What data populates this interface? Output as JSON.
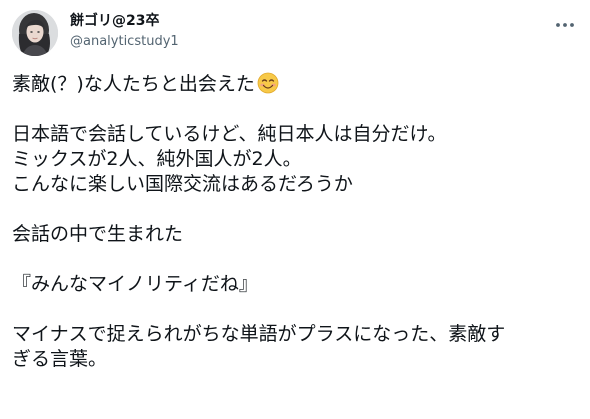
{
  "user": {
    "display_name": "餅ゴリ@23卒",
    "handle": "@analyticstudy1",
    "avatar_icon": "profile-photo"
  },
  "header": {
    "more_icon": "more-options-icon"
  },
  "tweet": {
    "line_1": "素敵(？)な人たちと出会えた",
    "line_1_emoji": "smiling-face-with-smiling-eyes",
    "line_2": "日本語で会話しているけど、純日本人は自分だけ。",
    "line_3": "ミックスが2人、純外国人が2人。",
    "line_4": "こんなに楽しい国際交流はあるだろうか",
    "line_5": "会話の中で生まれた",
    "line_6": "『みんなマイノリティだね』",
    "line_7": "マイナスで捉えられがちな単語がプラスになった、素敵す",
    "line_8": "ぎる言葉。"
  },
  "colors": {
    "text": "#0f1419",
    "secondary": "#536471",
    "background": "#ffffff"
  }
}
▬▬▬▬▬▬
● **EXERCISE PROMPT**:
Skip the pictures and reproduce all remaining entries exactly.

● **RESPONSE BOX**:
What data populates this interface? Output as JSON.
{
  "user": {
    "display_name": "餅ゴリ@23卒",
    "handle": "@analyticstudy1",
    "avatar_icon": "profile-photo"
  },
  "header": {
    "more_icon": "more-options-icon"
  },
  "tweet": {
    "line_1": "素敵(？)な人たちと出会えた",
    "line_1_emoji": "smiling-face-with-smiling-eyes",
    "line_2": "日本語で会話しているけど、純日本人は自分だけ。",
    "line_3": "ミックスが2人、純外国人が2人。",
    "line_4": "こんなに楽しい国際交流はあるだろうか",
    "line_5": "会話の中で生まれた",
    "line_6": "『みんなマイノリティだね』",
    "line_7": "マイナスで捉えられがちな単語がプラスになった、素敵す",
    "line_8": "ぎる言葉。"
  },
  "colors": {
    "text": "#0f1419",
    "secondary": "#536471",
    "background": "#ffffff"
  }
}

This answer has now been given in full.